*Your goal*
Would you write out the whole listing below exactly as given?

*Material supplied*

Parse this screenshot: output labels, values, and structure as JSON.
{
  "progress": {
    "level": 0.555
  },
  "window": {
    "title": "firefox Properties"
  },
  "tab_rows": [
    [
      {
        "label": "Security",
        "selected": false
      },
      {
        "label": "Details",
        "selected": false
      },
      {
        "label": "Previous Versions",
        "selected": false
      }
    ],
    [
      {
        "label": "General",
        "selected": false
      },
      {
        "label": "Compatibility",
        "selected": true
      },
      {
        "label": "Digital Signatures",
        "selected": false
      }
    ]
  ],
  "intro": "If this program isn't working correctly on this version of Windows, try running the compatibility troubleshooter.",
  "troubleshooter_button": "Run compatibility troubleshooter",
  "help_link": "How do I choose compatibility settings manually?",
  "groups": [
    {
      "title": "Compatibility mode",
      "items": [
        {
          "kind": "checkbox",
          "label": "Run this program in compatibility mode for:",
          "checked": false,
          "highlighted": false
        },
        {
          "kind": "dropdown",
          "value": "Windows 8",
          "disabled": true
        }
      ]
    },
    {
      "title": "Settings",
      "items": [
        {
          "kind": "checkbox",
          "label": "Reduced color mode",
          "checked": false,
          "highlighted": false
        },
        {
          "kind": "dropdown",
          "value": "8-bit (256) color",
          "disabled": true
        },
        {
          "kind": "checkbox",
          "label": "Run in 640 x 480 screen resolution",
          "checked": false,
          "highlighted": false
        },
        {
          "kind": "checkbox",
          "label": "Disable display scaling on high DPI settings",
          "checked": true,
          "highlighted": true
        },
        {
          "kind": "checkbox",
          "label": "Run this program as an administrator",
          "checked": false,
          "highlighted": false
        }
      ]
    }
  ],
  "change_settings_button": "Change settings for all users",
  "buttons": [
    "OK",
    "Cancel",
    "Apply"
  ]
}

*Solution*
Parse this screenshot: output labels, values, and structure as JSON.
{
  "progress": {
    "level": 0.555
  },
  "window": {
    "title": "firefox Properties"
  },
  "tab_rows": [
    [
      {
        "label": "Security",
        "selected": false
      },
      {
        "label": "Details",
        "selected": false
      },
      {
        "label": "Previous Versions",
        "selected": false
      }
    ],
    [
      {
        "label": "General",
        "selected": false
      },
      {
        "label": "Compatibility",
        "selected": true
      },
      {
        "label": "Digital Signatures",
        "selected": false
      }
    ]
  ],
  "intro": "If this program isn't working correctly on this version of Windows, try running the compatibility troubleshooter.",
  "troubleshooter_button": "Run compatibility troubleshooter",
  "help_link": "How do I choose compatibility settings manually?",
  "groups": [
    {
      "title": "Compatibility mode",
      "items": [
        {
          "kind": "checkbox",
          "label": "Run this program in compatibility mode for:",
          "checked": false,
          "highlighted": false
        },
        {
          "kind": "dropdown",
          "value": "Windows 8",
          "disabled": true
        }
      ]
    },
    {
      "title": "Settings",
      "items": [
        {
          "kind": "checkbox",
          "label": "Reduced color mode",
          "checked": false,
          "highlighted": false
        },
        {
          "kind": "dropdown",
          "value": "8-bit (256) color",
          "disabled": true
        },
        {
          "kind": "checkbox",
          "label": "Run in 640 x 480 screen resolution",
          "checked": false,
          "highlighted": false
        },
        {
          "kind": "checkbox",
          "label": "Disable display scaling on high DPI settings",
          "checked": true,
          "highlighted": true
        },
        {
          "kind": "checkbox",
          "label": "Run this program as an administrator",
          "checked": false,
          "highlighted": false
        }
      ]
    }
  ],
  "change_settings_button": "Change settings for all users",
  "buttons": [
    "OK",
    "Cancel",
    "Apply"
  ]
}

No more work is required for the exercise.